● Website and app data records:
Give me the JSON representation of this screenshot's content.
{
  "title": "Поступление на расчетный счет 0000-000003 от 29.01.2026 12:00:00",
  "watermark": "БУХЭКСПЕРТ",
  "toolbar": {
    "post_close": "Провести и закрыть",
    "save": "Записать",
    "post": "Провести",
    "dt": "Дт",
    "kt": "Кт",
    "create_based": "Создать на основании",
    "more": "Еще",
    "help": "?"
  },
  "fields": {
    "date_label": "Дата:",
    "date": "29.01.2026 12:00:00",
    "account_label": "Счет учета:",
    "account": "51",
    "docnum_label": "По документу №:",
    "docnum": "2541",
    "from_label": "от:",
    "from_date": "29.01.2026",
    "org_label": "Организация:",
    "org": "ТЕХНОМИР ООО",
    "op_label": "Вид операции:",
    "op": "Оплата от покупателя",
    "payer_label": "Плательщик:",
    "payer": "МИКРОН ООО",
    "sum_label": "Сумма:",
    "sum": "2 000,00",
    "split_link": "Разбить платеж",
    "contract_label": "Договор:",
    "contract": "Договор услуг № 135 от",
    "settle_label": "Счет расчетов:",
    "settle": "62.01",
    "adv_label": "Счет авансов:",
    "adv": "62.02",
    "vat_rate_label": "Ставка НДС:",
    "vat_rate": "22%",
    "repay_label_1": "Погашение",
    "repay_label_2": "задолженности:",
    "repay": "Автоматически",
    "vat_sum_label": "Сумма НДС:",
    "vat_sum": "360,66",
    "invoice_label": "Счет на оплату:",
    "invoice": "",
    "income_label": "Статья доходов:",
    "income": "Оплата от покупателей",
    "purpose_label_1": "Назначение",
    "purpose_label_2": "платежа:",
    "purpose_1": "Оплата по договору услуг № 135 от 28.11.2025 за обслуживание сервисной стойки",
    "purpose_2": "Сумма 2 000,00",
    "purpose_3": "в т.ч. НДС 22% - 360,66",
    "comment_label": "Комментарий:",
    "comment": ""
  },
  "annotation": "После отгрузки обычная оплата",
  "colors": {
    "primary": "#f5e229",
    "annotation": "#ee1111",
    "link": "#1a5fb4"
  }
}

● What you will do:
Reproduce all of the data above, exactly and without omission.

● Exercise response:
Give me the JSON representation of this screenshot's content.
{
  "title": "Поступление на расчетный счет 0000-000003 от 29.01.2026 12:00:00",
  "watermark": "БУХЭКСПЕРТ",
  "toolbar": {
    "post_close": "Провести и закрыть",
    "save": "Записать",
    "post": "Провести",
    "dt": "Дт",
    "kt": "Кт",
    "create_based": "Создать на основании",
    "more": "Еще",
    "help": "?"
  },
  "fields": {
    "date_label": "Дата:",
    "date": "29.01.2026 12:00:00",
    "account_label": "Счет учета:",
    "account": "51",
    "docnum_label": "По документу №:",
    "docnum": "2541",
    "from_label": "от:",
    "from_date": "29.01.2026",
    "org_label": "Организация:",
    "org": "ТЕХНОМИР ООО",
    "op_label": "Вид операции:",
    "op": "Оплата от покупателя",
    "payer_label": "Плательщик:",
    "payer": "МИКРОН ООО",
    "sum_label": "Сумма:",
    "sum": "2 000,00",
    "split_link": "Разбить платеж",
    "contract_label": "Договор:",
    "contract": "Договор услуг № 135 от",
    "settle_label": "Счет расчетов:",
    "settle": "62.01",
    "adv_label": "Счет авансов:",
    "adv": "62.02",
    "vat_rate_label": "Ставка НДС:",
    "vat_rate": "22%",
    "repay_label_1": "Погашение",
    "repay_label_2": "задолженности:",
    "repay": "Автоматически",
    "vat_sum_label": "Сумма НДС:",
    "vat_sum": "360,66",
    "invoice_label": "Счет на оплату:",
    "invoice": "",
    "income_label": "Статья доходов:",
    "income": "Оплата от покупателей",
    "purpose_label_1": "Назначение",
    "purpose_label_2": "платежа:",
    "purpose_1": "Оплата по договору услуг № 135 от 28.11.2025 за обслуживание сервисной стойки",
    "purpose_2": "Сумма 2 000,00",
    "purpose_3": "в т.ч. НДС 22% - 360,66",
    "comment_label": "Комментарий:",
    "comment": ""
  },
  "annotation": "После отгрузки обычная оплата",
  "colors": {
    "primary": "#f5e229",
    "annotation": "#ee1111",
    "link": "#1a5fb4"
  }
}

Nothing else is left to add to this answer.